WHAT IS BEING ASKED:
From the listing below, extract every line in which the word "before" appears.

EXTRACTED INFORMATION:
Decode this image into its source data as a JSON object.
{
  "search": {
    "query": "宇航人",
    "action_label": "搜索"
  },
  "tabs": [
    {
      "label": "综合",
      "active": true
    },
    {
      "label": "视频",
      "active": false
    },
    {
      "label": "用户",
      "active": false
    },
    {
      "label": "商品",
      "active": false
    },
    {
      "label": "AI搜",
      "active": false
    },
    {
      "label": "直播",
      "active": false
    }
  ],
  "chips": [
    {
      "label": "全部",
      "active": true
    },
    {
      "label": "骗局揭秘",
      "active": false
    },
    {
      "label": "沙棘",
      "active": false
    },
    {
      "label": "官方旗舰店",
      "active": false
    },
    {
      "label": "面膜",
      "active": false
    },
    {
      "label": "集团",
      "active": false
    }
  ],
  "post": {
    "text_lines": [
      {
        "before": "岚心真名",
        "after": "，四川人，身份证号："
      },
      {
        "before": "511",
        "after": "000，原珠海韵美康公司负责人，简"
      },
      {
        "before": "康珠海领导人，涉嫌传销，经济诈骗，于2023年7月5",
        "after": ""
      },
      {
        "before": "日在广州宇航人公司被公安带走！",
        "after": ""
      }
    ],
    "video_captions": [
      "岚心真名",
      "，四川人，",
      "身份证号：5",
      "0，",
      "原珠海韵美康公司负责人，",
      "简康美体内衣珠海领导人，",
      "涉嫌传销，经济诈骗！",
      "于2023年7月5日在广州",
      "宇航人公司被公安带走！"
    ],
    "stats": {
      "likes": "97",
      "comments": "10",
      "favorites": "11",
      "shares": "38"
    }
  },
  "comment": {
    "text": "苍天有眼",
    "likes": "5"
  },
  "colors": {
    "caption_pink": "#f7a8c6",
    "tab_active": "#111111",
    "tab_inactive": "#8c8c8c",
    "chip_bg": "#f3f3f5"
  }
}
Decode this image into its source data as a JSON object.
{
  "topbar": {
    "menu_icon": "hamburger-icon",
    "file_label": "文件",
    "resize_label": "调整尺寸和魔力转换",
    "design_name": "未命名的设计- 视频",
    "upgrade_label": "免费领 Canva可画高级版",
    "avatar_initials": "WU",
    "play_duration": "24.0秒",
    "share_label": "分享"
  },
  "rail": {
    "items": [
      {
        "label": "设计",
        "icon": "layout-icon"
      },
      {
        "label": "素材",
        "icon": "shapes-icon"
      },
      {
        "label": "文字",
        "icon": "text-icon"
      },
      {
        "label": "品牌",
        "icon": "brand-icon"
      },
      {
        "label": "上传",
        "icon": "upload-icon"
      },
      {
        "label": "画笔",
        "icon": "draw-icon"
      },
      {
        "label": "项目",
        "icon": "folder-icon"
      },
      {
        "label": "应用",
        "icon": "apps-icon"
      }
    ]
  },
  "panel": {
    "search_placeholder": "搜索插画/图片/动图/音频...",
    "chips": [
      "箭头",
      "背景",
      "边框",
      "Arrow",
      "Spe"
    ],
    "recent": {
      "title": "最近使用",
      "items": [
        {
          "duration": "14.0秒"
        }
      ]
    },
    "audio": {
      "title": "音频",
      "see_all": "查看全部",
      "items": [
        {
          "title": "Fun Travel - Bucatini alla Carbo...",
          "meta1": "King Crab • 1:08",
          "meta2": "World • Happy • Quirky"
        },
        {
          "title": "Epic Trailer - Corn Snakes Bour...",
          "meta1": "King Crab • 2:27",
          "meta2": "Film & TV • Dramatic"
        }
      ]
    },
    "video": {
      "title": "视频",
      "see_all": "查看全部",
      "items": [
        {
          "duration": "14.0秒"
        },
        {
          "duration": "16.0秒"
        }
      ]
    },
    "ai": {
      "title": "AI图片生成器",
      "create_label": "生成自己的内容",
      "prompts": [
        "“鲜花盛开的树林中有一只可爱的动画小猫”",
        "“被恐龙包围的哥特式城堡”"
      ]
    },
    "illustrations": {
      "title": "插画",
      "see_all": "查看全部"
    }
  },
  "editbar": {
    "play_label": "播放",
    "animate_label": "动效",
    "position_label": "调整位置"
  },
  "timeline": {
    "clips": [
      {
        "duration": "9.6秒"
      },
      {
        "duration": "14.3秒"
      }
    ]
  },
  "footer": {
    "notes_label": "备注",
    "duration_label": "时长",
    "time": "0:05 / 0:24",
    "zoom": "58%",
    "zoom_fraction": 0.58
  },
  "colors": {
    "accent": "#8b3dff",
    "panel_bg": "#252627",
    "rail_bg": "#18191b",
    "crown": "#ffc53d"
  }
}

ANSWER TO THIS PROBLEM:
        "before": "岚心真名",
        "before": "511",
        "before": "康珠海领导人，涉嫌传销，经济诈骗，于2023年7月5",
        "before": "日在广州宇航人公司被公安带走！",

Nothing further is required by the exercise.